Dold, who has molded himself in the image of Kirk, is well-respected for his work on behalf of Israel over his 20 months in office, including pushing for tougher Iran sanctions and calling for fully funding the nation's security commitment to Israel.
Having two candidates who can claim Israel as a strength means other issues -- the economy, the environment and women's rights among them -- are in the spotlight.
Democratic organizers hope that will work to Schneider's advantage.
"For the majority of Jews there are significant issues that matter deeply," said Gash, now chairman of the 10th District Democrats, "and those issues include the environment and the social issues, and those voters will go with Brad."
The 10th Congressional District, Dold frequently tells voters on the campaign trail, has a long history of "thoughtful, independent leadership."
That leadership, however, has been in the hands of Republicans for more than three decades.
Before Dold's two years, Kirk represented the district for 10 years. Before that, former U.S. Rep. John Porter served in the 10th District for 22 years.
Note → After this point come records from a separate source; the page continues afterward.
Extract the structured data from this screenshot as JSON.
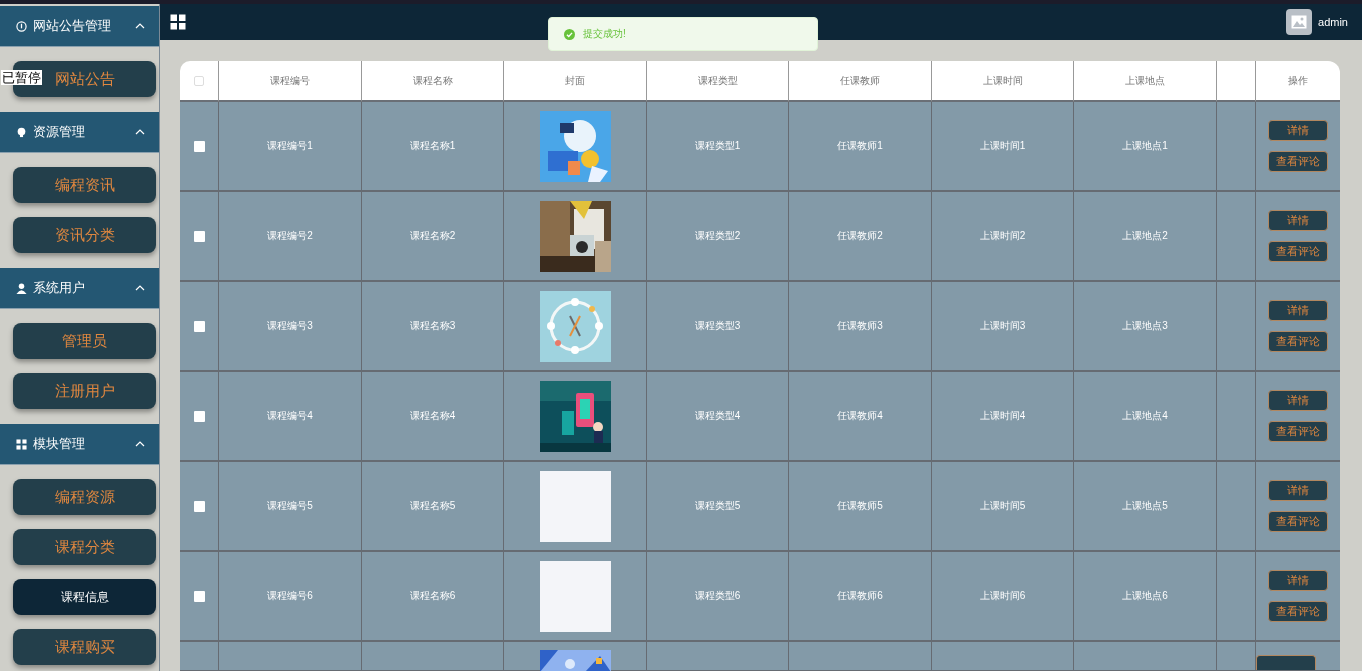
{
  "overlay_label": "已暂停",
  "sidebar": {
    "groups": [
      {
        "title": "网站公告管理",
        "expanded": true,
        "items": [
          {
            "label": "网站公告",
            "selected": false
          }
        ]
      },
      {
        "title": "资源管理",
        "expanded": true,
        "items": [
          {
            "label": "编程资讯",
            "selected": false
          },
          {
            "label": "资讯分类",
            "selected": false
          }
        ]
      },
      {
        "title": "系统用户",
        "expanded": true,
        "items": [
          {
            "label": "管理员",
            "selected": false
          },
          {
            "label": "注册用户",
            "selected": false
          }
        ]
      },
      {
        "title": "模块管理",
        "expanded": true,
        "items": [
          {
            "label": "编程资源",
            "selected": false
          },
          {
            "label": "课程分类",
            "selected": false
          },
          {
            "label": "课程信息",
            "selected": true
          },
          {
            "label": "课程购买",
            "selected": false
          }
        ]
      }
    ]
  },
  "header": {
    "user": "admin"
  },
  "toast": {
    "kind": "success",
    "message": "提交成功!"
  },
  "table": {
    "all_checked": false,
    "columns": [
      "课程编号",
      "课程名称",
      "封面",
      "课程类型",
      "任课教师",
      "上课时间",
      "上课地点",
      "操作"
    ],
    "rows": [
      {
        "checked": false,
        "cells": [
          "课程编号1",
          "课程名称1"
        ],
        "cover": {
          "kind": "picture"
        },
        "details": [
          "课程类型1",
          "任课教师1",
          "上课时间1",
          "上课地点1"
        ],
        "actions": [
          "详情",
          "查看评论"
        ]
      },
      {
        "checked": false,
        "cells": [
          "课程编号2",
          "课程名称2"
        ],
        "cover": {
          "kind": "picture"
        },
        "details": [
          "课程类型2",
          "任课教师2",
          "上课时间2",
          "上课地点2"
        ],
        "actions": [
          "详情",
          "查看评论"
        ]
      },
      {
        "checked": false,
        "cells": [
          "课程编号3",
          "课程名称3"
        ],
        "cover": {
          "kind": "picture"
        },
        "details": [
          "课程类型3",
          "任课教师3",
          "上课时间3",
          "上课地点3"
        ],
        "actions": [
          "详情",
          "查看评论"
        ]
      },
      {
        "checked": false,
        "cells": [
          "课程编号4",
          "课程名称4"
        ],
        "cover": {
          "kind": "picture"
        },
        "details": [
          "课程类型4",
          "任课教师4",
          "上课时间4",
          "上课地点4"
        ],
        "actions": [
          "详情",
          "查看评论"
        ]
      },
      {
        "checked": false,
        "cells": [
          "课程编号5",
          "课程名称5"
        ],
        "cover": {
          "kind": "blank"
        },
        "details": [
          "课程类型5",
          "任课教师5",
          "上课时间5",
          "上课地点5"
        ],
        "actions": [
          "详情",
          "查看评论"
        ]
      },
      {
        "checked": false,
        "cells": [
          "课程编号6",
          "课程名称6"
        ],
        "cover": {
          "kind": "blank"
        },
        "details": [
          "课程类型6",
          "任课教师6",
          "上课时间6",
          "上课地点6"
        ],
        "actions": [
          "详情",
          "查看评论"
        ]
      },
      {
        "cover": {
          "kind": "picture"
        }
      }
    ]
  }
}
It was Abner Mikva, leaving office in 1979, who last represented the 10th District for the Democrats.
The new 10th District -- with boundaries redrawn by Democrats during the 2010 redistricting process -- is different, though, Schneider says.
"It's not even a sibling of the old 10th," he argues. "It's a cousin."
The new district runs from the Wisconsin line as far south as Maine Township and includes the North Shore as well as parts of Libertyville, Vernon, Fremont, Avon, Grant, Warren and Lake Villa townships. Its boundaries were drawn by Democrats, the party that controls the Illinois legislature, to maximize chances of their party's victory.
Congressional representatives are not required by law to live in the districts they represent. If he wins re-election, Dold will no longer reside in his current North suburban district, but in that of Democratic U.S. Rep. Jan Schakowsky next door.
In the 2010 remap, Schakowsky absorbed some traditionally Republican voting areas -- and Dold's district, in turn, has absorbed more Democratic territory, including heavily Hispanic Waukegan, Round Lake and Round Lake Beach and heavily Jewish areas of the North Shore.
In the past, Kirk was endorsed by the Sierra Club, the League of Conservation Voters and the gay-rights group the Human Rights Campaign -- all of which have so far endorsed Schneider.
So far, To Protect Our Heritage PAC has endorsed Dold, and pro-abortion rights Jewish group Jac-Pac has endorsed Schneider. The candidates so far have not yet agreed to joint appearances before Jewish groups in the area. Schneider's supporters fault Dold for this, and Dold's fault Schneider.
Peggy Shapiro, a self-described independent and co-chairman of pro-Israel To Protect Our Heritage, says she's voted for more Democrats than Republicans in her life, but plans to vote for Dold come November.
"You can't look at a voting record with Schneider," she said. If you look at Dold's stances on Israel, she said "you have a person loyal to your issue and very strong."
But Gash says that argument is harder to make this time around.
"The feeling (among some) is that you can never be certain of how a newly elected official will perform on an issue that they talk about."
However, she said, "this particular race is significantly different in that Brad Schneider has a 20-plus-year history of working on behalf of issues that are important to Israel."
Republicans dispute that point.
In an email blast Monday, the Illinois GOP suggested Schneider's past statements supporting liberal Jewish advocacy group J-Street mean that he is "out of step with the Israeli and American Jewish mainstream."
Voters, Illinois GOP Chairman Pat Brady said, "have a clear choice between a steadfast supporter of Israel in Congressman Dold and a self-proclaimed progressive who will say and do anything to get elected."